Events

Expression, Language, and Music (ELM) Conference, May 13-15, 2020

Dear All,

We’re very pleased to announce a Call for Papers for ECOM’s new biennial conference Expression, Language, and Music (ELM) Conference, May 13-15, 2020 (to be held at the Lyceum Center, HartfordCT). The abstract submission deadline is December 9, 2019.

 

The conference will bring together researchers from linguistics, philosophy, cognitive science, music theory, dance theory, anthropology, and neurobiology with the aim of integrating recent findings and insights from diverse perspectives concerning the significance of expression in music, dance, and language, the importance of systematic structure in these domains, and the interrelations between expressive, musical, and communicative capacities and their relevance for understanding the emergence of language (in ontogeny and phylogeny). 

 

Our invited speakers are:

·         Tecumseh Fitch (Cognitive Biology, University of Vienna)

·         Kathleen Higgins (Philosophy, University of Texas, Austin)

·         Ray Jackendoff (Linguistics, Tufts University)

·         Jerrold Levinson (Philosophy, University of Maryland)

·         Elizabeth Margulis (Music Cognition, Princeton University) 

·         Isabelle Peretz (Psychology, University of Montreal)

·         David Poeppel (Neuroscience, NYU)

·         Ljiljana Progovac (Linguistics, Wayne State University)

 

Both the Poster and Call for Papers/Posters are attached. Please pass on/post as appropriate. And please save the dates! 

The conference website: https://elm.clas.uconn.edu

The conference email: elm@uconn.edu

 

Sincerely,

Dorit Bar-On, ECOM Director 

Aliyar Ozercan, ECOM Coordinator

 

 

CogSci Colloquium: Aaron Shield

Friday, November 1st

Time: 4:00pm

Room: Oak Hall 117

The Cognitive Science Colloquium Series is proud to present Aaron Shield, Professor in the Department of Speech Pathology and Audiology at Miami University of Ohio.

Dr. Shield will provide a talk entitled Insights into cognitive and linguistic processes from research on autism and sign language

Abstract: In this talk, I will discuss how research into the signed languages of the deaf has the power to illuminate big questions about human language. By comparing spoken and signed languages, we gain a better understanding of what language is, how children learn languages, and how to best characterize and treat language disorders. In particular, I will show how research into the acquisition of American Sign Language (ASL) by deaf children with autism spectrum disorder (ASD) sheds new light on various questions about acquisition, such as how children imitate linguistic forms, how children use pronouns and other words that refer to self and other, and how language exposure may affect other aspects of cognition.

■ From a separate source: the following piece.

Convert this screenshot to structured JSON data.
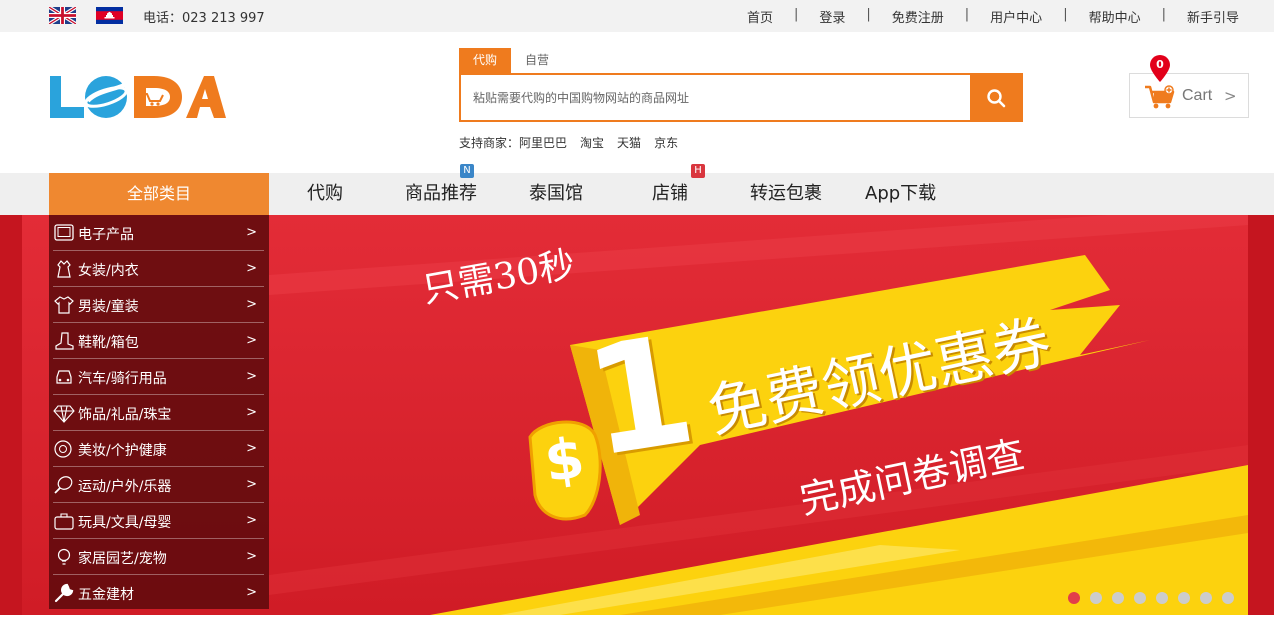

Contact Inge-Marie Eigsti (inge-marie.eigsti@uconn.edu) to schedule a meeting with Prof. Shield.

Learn more about Aaron Shield.

CogSci Colloquium: Richard Wilson

The Cognitive Science Colloquium Series is proud to present Richard Ashby Wilson, Professor of Law and Anthropology and Gladstein Chair of Human Rights at UConn.

 

Friday, February 22nd, 4pm, Oak 117

The Psychology of Incitement and Hate Speech: A Dialogue Between Law and Social Science

 

We live in an era of nativist populism, characterized by speech that incites violence on social media, and an escalation in hate crimes. Recent social science research has identified a correlation between online incitement and offline hate crimes in the United States and Europe. What kinds of speech are the most likely to instigate acts of violence? The current research identifies revenge propaganda as the most likely type to instigate atrocities. We coded 242 speeches by a Serbian politician for references to revenge, nationalism, stereotyping, dehumanization, justice, victimization, past atrocities, political institutions and direct threats. After reading one speech or a control, participants answered questions about empathy, intentionality, and whether violence is morally justifiable. Only speeches focusing on revenge and past atrocities intensified justifications of violence. Only revenge speech increased overall negative attitudes towards the out-group. On the level of personality, those who are more politically conservative, feel the world is unjust, engage more in violent media and are male are more likely to justify violence. These findings have implications for the elusive goal of preventing atrocities. The regulatory framework established fifty years ago in the United States is showing signs of severe strain, and this research draws upon behavioral research to construct a systematic evidence-based framework for analyzing the risk that inciting speech will result in imminent lawless action.

 

If you are interested in meeting with Professor Wilson on 2/22, please contact Dr. Xygalatas:  dimitris.xygalatas@uconn.edu